:: Records from a collection ::
* * * * * * *

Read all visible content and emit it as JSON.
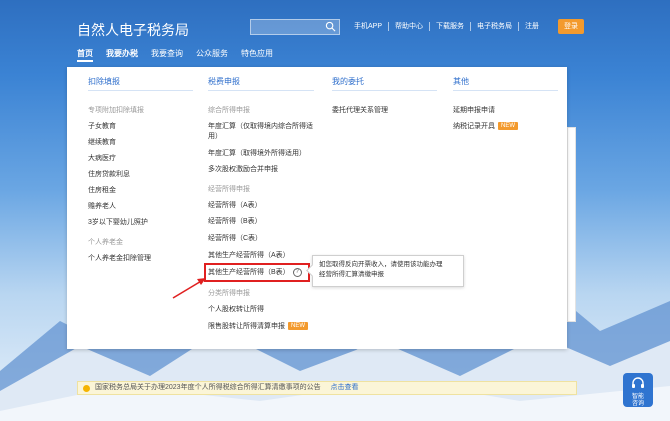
{
  "header": {
    "site_title": "自然人电子税务局",
    "top_links": [
      "手机APP",
      "帮助中心",
      "下载服务",
      "电子税务局",
      "注册"
    ],
    "login_label": "登录"
  },
  "nav": {
    "items": [
      "首页",
      "我要办税",
      "我要查询",
      "公众服务",
      "特色应用"
    ]
  },
  "menu": {
    "col1": {
      "title": "扣除填报",
      "group1": "专项附加扣除填报",
      "items": [
        "子女教育",
        "继续教育",
        "大病医疗",
        "住房贷款利息",
        "住房租金",
        "赡养老人",
        "3岁以下婴幼儿照护"
      ],
      "group2": "个人养老金",
      "items2": [
        "个人养老金扣除管理"
      ]
    },
    "col2": {
      "title": "税费申报",
      "group1": "综合所得申报",
      "items1": [
        "年度汇算（仅取得境内综合所得适",
        "用）",
        "年度汇算（取得境外所得适用）",
        "多次股权激励合并申报"
      ],
      "group2": "经营所得申报",
      "items2": [
        "经营所得（A表）",
        "经营所得（B表）",
        "经营所得（C表）",
        "其他生产经营所得（A表）",
        "其他生产经营所得（B表）"
      ],
      "group3": "分类所得申报",
      "items3": [
        "个人股权转让所得",
        "限售股转让所得清算申报"
      ],
      "new_badge": "NEW"
    },
    "col3": {
      "title": "我的委托",
      "items": [
        "委托代理关系管理"
      ]
    },
    "col4": {
      "title": "其他",
      "items": [
        "延期申报申请",
        "纳税记录开具"
      ],
      "new_badge": "NEW"
    }
  },
  "tooltip": {
    "line1": "如您取得反向开票收入，请使用该功能办理",
    "line2": "经营所得汇算清缴申报"
  },
  "notice": {
    "text": "国家税务总局关于办理2023年度个人所得税综合所得汇算清缴事项的公告",
    "link": "点击查看"
  },
  "service": {
    "line1": "智能",
    "line2": "咨询"
  },
  "colors": {
    "accent": "#2f6fcc",
    "highlight": "#e02020",
    "badge": "#f39a2d"
  }
}
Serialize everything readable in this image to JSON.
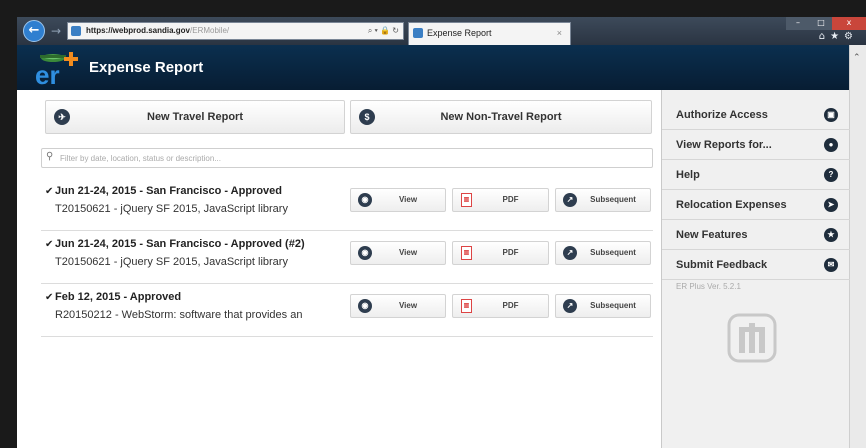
{
  "browser": {
    "url_host": "https://webprod.sandia.gov",
    "url_path": "/ERMobile/",
    "tab_title": "Expense Report",
    "address_tools": "⌕ ▾ 🔒 ↻",
    "tab_close": "×",
    "window_buttons": {
      "min": "–",
      "max": "□",
      "close": "x"
    },
    "icons": [
      "home-icon",
      "favorites-icon",
      "settings-icon"
    ]
  },
  "header": {
    "title": "Expense Report"
  },
  "main": {
    "new_travel_label": "New Travel Report",
    "new_nontravel_label": "New Non-Travel Report",
    "filter_placeholder": "Filter by date, location, status or description...",
    "reports": [
      {
        "title": "Jun 21-24, 2015 - San Francisco - Approved",
        "description": "T20150621 - jQuery SF 2015, JavaScript library",
        "view_label": "View",
        "pdf_label": "PDF",
        "subsequent_label": "Subsequent"
      },
      {
        "title": "Jun 21-24, 2015 - San Francisco - Approved (#2)",
        "description": "T20150621 - jQuery SF 2015, JavaScript library",
        "view_label": "View",
        "pdf_label": "PDF",
        "subsequent_label": "Subsequent"
      },
      {
        "title": "Feb 12, 2015 - Approved",
        "description": "R20150212 - WebStorm: software that provides an",
        "view_label": "View",
        "pdf_label": "PDF",
        "subsequent_label": "Subsequent"
      }
    ]
  },
  "sidebar": {
    "items": [
      {
        "label": "Authorize Access",
        "icon": "lock-icon"
      },
      {
        "label": "View Reports for...",
        "icon": "user-icon"
      },
      {
        "label": "Help",
        "icon": "question-icon"
      },
      {
        "label": "Relocation Expenses",
        "icon": "arrow-right-icon"
      },
      {
        "label": "New Features",
        "icon": "star-icon"
      },
      {
        "label": "Submit Feedback",
        "icon": "mail-icon"
      }
    ],
    "version": "ER Plus Ver. 5.2.1"
  },
  "colors": {
    "header_bg": "#0b2f4f",
    "icon_dark": "#2e3d4f",
    "sidebar_bg": "#f0f0f0"
  }
}
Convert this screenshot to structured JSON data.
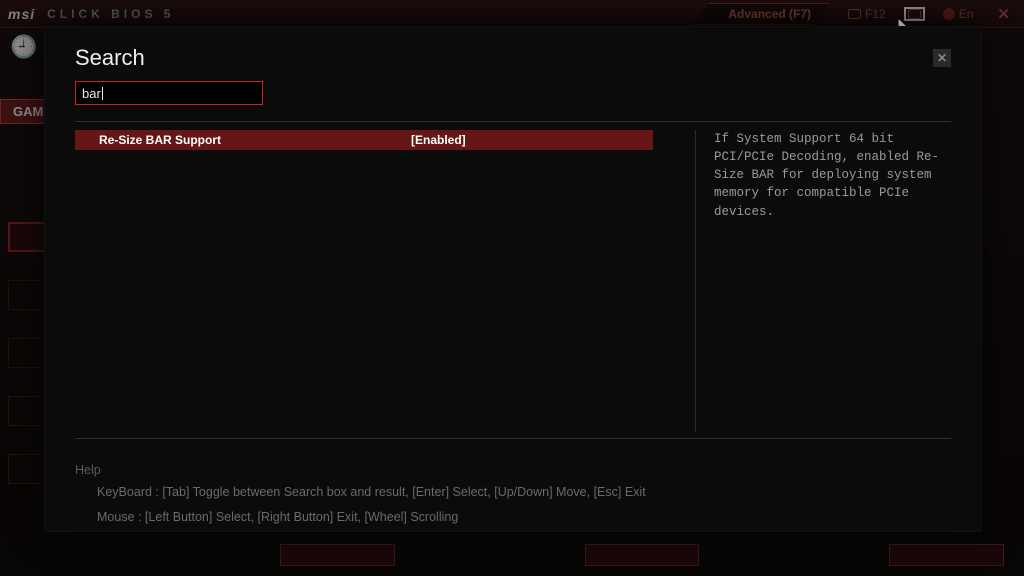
{
  "bios": {
    "brand": "msi",
    "product": "CLICK BIOS 5",
    "mode_tab": "Advanced (F7)",
    "hotkey_label": "F12",
    "language": "En",
    "side_tab": "GAMI"
  },
  "modal": {
    "title": "Search",
    "search_value": "bar",
    "result": {
      "name": "Re-Size BAR Support",
      "value": "[Enabled]"
    },
    "description": "If System Support 64 bit PCI/PCIe Decoding, enabled Re-Size BAR for deploying system memory for compatible PCIe devices."
  },
  "help": {
    "heading": "Help",
    "keyboard": "KeyBoard :  [Tab]  Toggle between Search box and result,   [Enter]  Select,   [Up/Down]  Move,   [Esc]  Exit",
    "mouse": "Mouse      :  [Left Button]  Select,   [Right Button]  Exit,   [Wheel]  Scrolling"
  }
}
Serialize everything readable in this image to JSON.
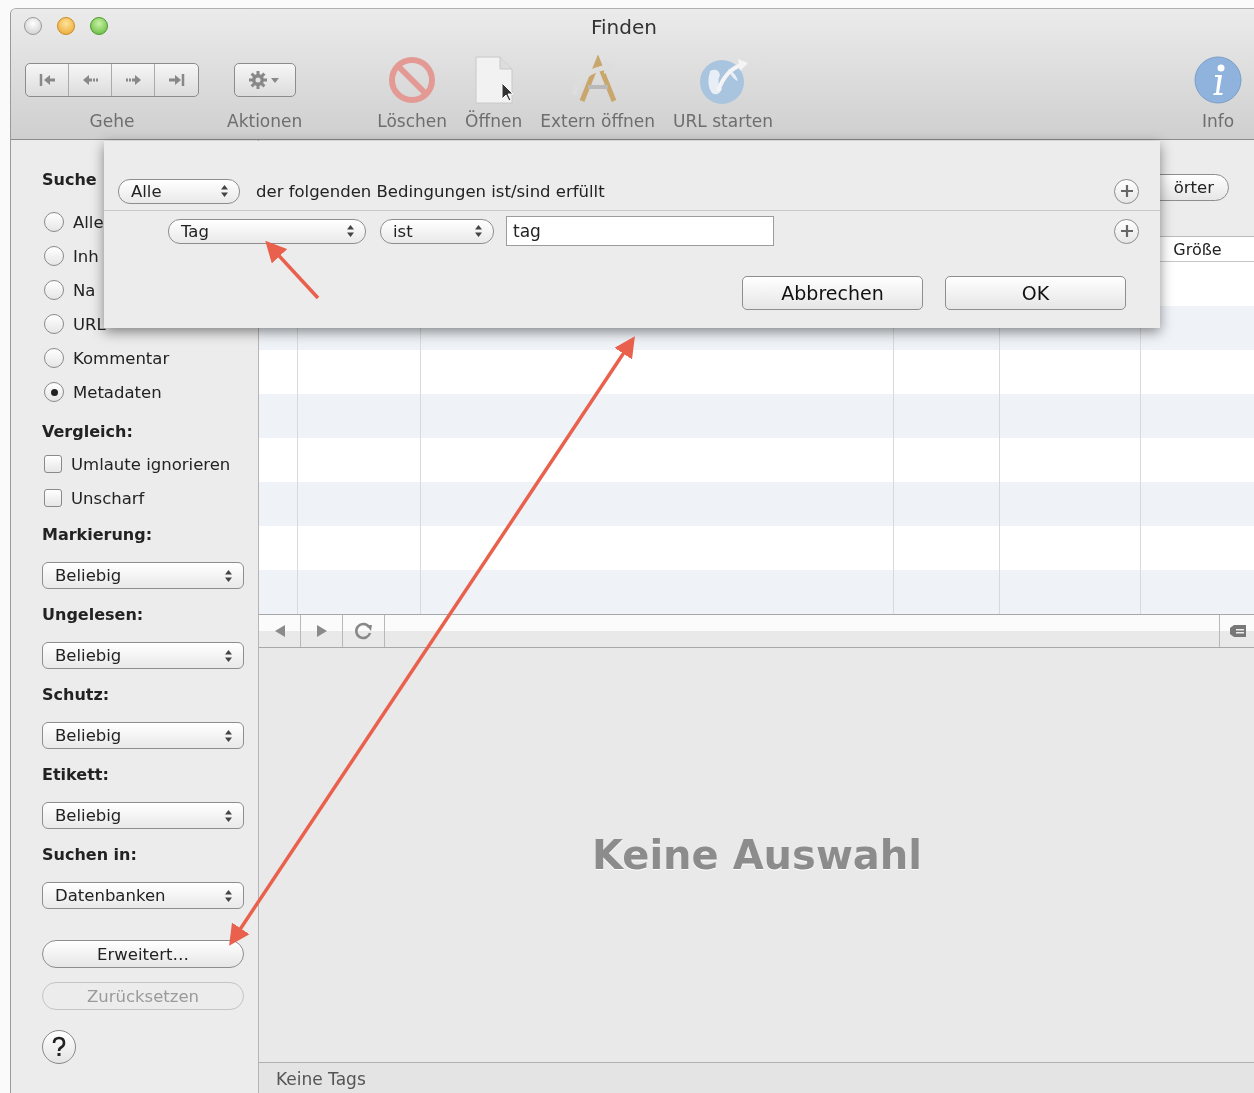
{
  "window": {
    "title": "Finden"
  },
  "toolbar": {
    "items": [
      {
        "kind": "nav",
        "label": "Gehe"
      },
      {
        "kind": "gear",
        "label": "Aktionen"
      },
      {
        "kind": "delete",
        "label": "Löschen"
      },
      {
        "kind": "open",
        "label": "Öffnen"
      },
      {
        "kind": "external",
        "label": "Extern öffnen"
      },
      {
        "kind": "url",
        "label": "URL starten"
      },
      {
        "kind": "info",
        "label": "Info"
      }
    ]
  },
  "sidebar": {
    "search_heading": "Suche",
    "search_options": [
      {
        "label": "Alle",
        "selected": false
      },
      {
        "label": "Inh",
        "selected": false
      },
      {
        "label": "Na",
        "selected": false
      },
      {
        "label": "URL",
        "selected": false
      },
      {
        "label": "Kommentar",
        "selected": false
      },
      {
        "label": "Metadaten",
        "selected": true
      }
    ],
    "compare_heading": "Vergleich:",
    "compare_options": [
      {
        "label": "Umlaute ignorieren",
        "checked": false
      },
      {
        "label": "Unscharf",
        "checked": false
      }
    ],
    "filters": [
      {
        "heading": "Markierung:",
        "value": "Beliebig"
      },
      {
        "heading": "Ungelesen:",
        "value": "Beliebig"
      },
      {
        "heading": "Schutz:",
        "value": "Beliebig"
      },
      {
        "heading": "Etikett:",
        "value": "Beliebig"
      },
      {
        "heading": "Suchen in:",
        "value": "Datenbanken"
      }
    ],
    "buttons": [
      {
        "label": "Erweitert…",
        "disabled": false
      },
      {
        "label": "Zurücksetzen",
        "disabled": true
      }
    ]
  },
  "search_bar": {
    "button": "örter"
  },
  "table": {
    "visible_header": "Größe"
  },
  "preview": {
    "empty_text": "Keine Auswahl"
  },
  "status_bar": {
    "text": "Keine Tags"
  },
  "sheet": {
    "match_popup": "Alle",
    "match_text": "der folgenden Bedingungen ist/sind erfüllt",
    "criteria": [
      {
        "field": "Tag",
        "operator": "ist",
        "value": "tag"
      }
    ],
    "buttons": [
      "Abbrechen",
      "OK"
    ]
  }
}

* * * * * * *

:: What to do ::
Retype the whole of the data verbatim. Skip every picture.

:: Answer area ::
Read all visible content and emit it as JSON.
{
  "header": {
    "site_title": "自然人电子税务局",
    "top_links": [
      "手机APP",
      "帮助中心",
      "下载服务",
      "电子税务局",
      "注册"
    ],
    "login_label": "登录"
  },
  "nav": {
    "items": [
      "首页",
      "我要办税",
      "我要查询",
      "公众服务",
      "特色应用"
    ]
  },
  "menu": {
    "col1": {
      "title": "扣除填报",
      "group1": "专项附加扣除填报",
      "items": [
        "子女教育",
        "继续教育",
        "大病医疗",
        "住房贷款利息",
        "住房租金",
        "赡养老人",
        "3岁以下婴幼儿照护"
      ],
      "group2": "个人养老金",
      "items2": [
        "个人养老金扣除管理"
      ]
    },
    "col2": {
      "title": "税费申报",
      "group1": "综合所得申报",
      "items1": [
        "年度汇算（仅取得境内综合所得适",
        "用）",
        "年度汇算（取得境外所得适用）",
        "多次股权激励合并申报"
      ],
      "group2": "经营所得申报",
      "items2": [
        "经营所得（A表）",
        "经营所得（B表）",
        "经营所得（C表）",
        "其他生产经营所得（A表）",
        "其他生产经营所得（B表）"
      ],
      "group3": "分类所得申报",
      "items3": [
        "个人股权转让所得",
        "限售股转让所得清算申报"
      ],
      "new_badge": "NEW"
    },
    "col3": {
      "title": "我的委托",
      "items": [
        "委托代理关系管理"
      ]
    },
    "col4": {
      "title": "其他",
      "items": [
        "延期申报申请",
        "纳税记录开具"
      ],
      "new_badge": "NEW"
    }
  },
  "tooltip": {
    "line1": "如您取得反向开票收入，请使用该功能办理",
    "line2": "经营所得汇算清缴申报"
  },
  "notice": {
    "text": "国家税务总局关于办理2023年度个人所得税综合所得汇算清缴事项的公告",
    "link": "点击查看"
  },
  "service": {
    "line1": "智能",
    "line2": "咨询"
  },
  "colors": {
    "accent": "#2f6fcc",
    "highlight": "#e02020",
    "badge": "#f39a2d"
  }
}
Serialize everything readable in this image to JSON.
{
  "browser": {
    "url_host": "https://webprod.sandia.gov",
    "url_path": "/ERMobile/",
    "tab_title": "Expense Report",
    "address_tools": "⌕ ▾ 🔒 ↻",
    "tab_close": "×",
    "window_buttons": {
      "min": "–",
      "max": "□",
      "close": "x"
    },
    "icons": [
      "home-icon",
      "favorites-icon",
      "settings-icon"
    ]
  },
  "header": {
    "title": "Expense Report"
  },
  "main": {
    "new_travel_label": "New Travel Report",
    "new_nontravel_label": "New Non-Travel Report",
    "filter_placeholder": "Filter by date, location, status or description...",
    "reports": [
      {
        "title": "Jun 21-24, 2015 - San Francisco - Approved",
        "description": "T20150621 - jQuery SF 2015, JavaScript library",
        "view_label": "View",
        "pdf_label": "PDF",
        "subsequent_label": "Subsequent"
      },
      {
        "title": "Jun 21-24, 2015 - San Francisco - Approved (#2)",
        "description": "T20150621 - jQuery SF 2015, JavaScript library",
        "view_label": "View",
        "pdf_label": "PDF",
        "subsequent_label": "Subsequent"
      },
      {
        "title": "Feb 12, 2015 - Approved",
        "description": "R20150212 - WebStorm: software that provides an",
        "view_label": "View",
        "pdf_label": "PDF",
        "subsequent_label": "Subsequent"
      }
    ]
  },
  "sidebar": {
    "items": [
      {
        "label": "Authorize Access",
        "icon": "lock-icon"
      },
      {
        "label": "View Reports for...",
        "icon": "user-icon"
      },
      {
        "label": "Help",
        "icon": "question-icon"
      },
      {
        "label": "Relocation Expenses",
        "icon": "arrow-right-icon"
      },
      {
        "label": "New Features",
        "icon": "star-icon"
      },
      {
        "label": "Submit Feedback",
        "icon": "mail-icon"
      }
    ],
    "version": "ER Plus Ver. 5.2.1"
  },
  "colors": {
    "header_bg": "#0b2f4f",
    "icon_dark": "#2e3d4f",
    "sidebar_bg": "#f0f0f0"
  }
}
Convert this screenshot to structured JSON data.
{
  "bios": {
    "brand": "msi",
    "product": "CLICK BIOS 5",
    "mode_tab": "Advanced (F7)",
    "hotkey_label": "F12",
    "language": "En",
    "side_tab": "GAMI"
  },
  "modal": {
    "title": "Search",
    "search_value": "bar",
    "result": {
      "name": "Re-Size BAR Support",
      "value": "[Enabled]"
    },
    "description": "If System Support 64 bit PCI/PCIe Decoding, enabled Re-Size BAR for deploying system memory for compatible PCIe devices."
  },
  "help": {
    "heading": "Help",
    "keyboard": "KeyBoard :  [Tab]  Toggle between Search box and result,   [Enter]  Select,   [Up/Down]  Move,   [Esc]  Exit",
    "mouse": "Mouse      :  [Left Button]  Select,   [Right Button]  Exit,   [Wheel]  Scrolling"
  }
}
Serialize everything readable in this image to JSON.
{
  "window": {
    "title": "Finden"
  },
  "toolbar": {
    "items": [
      {
        "kind": "nav",
        "label": "Gehe"
      },
      {
        "kind": "gear",
        "label": "Aktionen"
      },
      {
        "kind": "delete",
        "label": "Löschen"
      },
      {
        "kind": "open",
        "label": "Öffnen"
      },
      {
        "kind": "external",
        "label": "Extern öffnen"
      },
      {
        "kind": "url",
        "label": "URL starten"
      },
      {
        "kind": "info",
        "label": "Info"
      }
    ]
  },
  "sidebar": {
    "search_heading": "Suche",
    "search_options": [
      {
        "label": "Alle",
        "selected": false
      },
      {
        "label": "Inh",
        "selected": false
      },
      {
        "label": "Na",
        "selected": false
      },
      {
        "label": "URL",
        "selected": false
      },
      {
        "label": "Kommentar",
        "selected": false
      },
      {
        "label": "Metadaten",
        "selected": true
      }
    ],
    "compare_heading": "Vergleich:",
    "compare_options": [
      {
        "label": "Umlaute ignorieren",
        "checked": false
      },
      {
        "label": "Unscharf",
        "checked": false
      }
    ],
    "filters": [
      {
        "heading": "Markierung:",
        "value": "Beliebig"
      },
      {
        "heading": "Ungelesen:",
        "value": "Beliebig"
      },
      {
        "heading": "Schutz:",
        "value": "Beliebig"
      },
      {
        "heading": "Etikett:",
        "value": "Beliebig"
      },
      {
        "heading": "Suchen in:",
        "value": "Datenbanken"
      }
    ],
    "buttons": [
      {
        "label": "Erweitert…",
        "disabled": false
      },
      {
        "label": "Zurücksetzen",
        "disabled": true
      }
    ]
  },
  "search_bar": {
    "button": "örter"
  },
  "table": {
    "visible_header": "Größe"
  },
  "preview": {
    "empty_text": "Keine Auswahl"
  },
  "status_bar": {
    "text": "Keine Tags"
  },
  "sheet": {
    "match_popup": "Alle",
    "match_text": "der folgenden Bedingungen ist/sind erfüllt",
    "criteria": [
      {
        "field": "Tag",
        "operator": "ist",
        "value": "tag"
      }
    ],
    "buttons": [
      "Abbrechen",
      "OK"
    ]
  }
}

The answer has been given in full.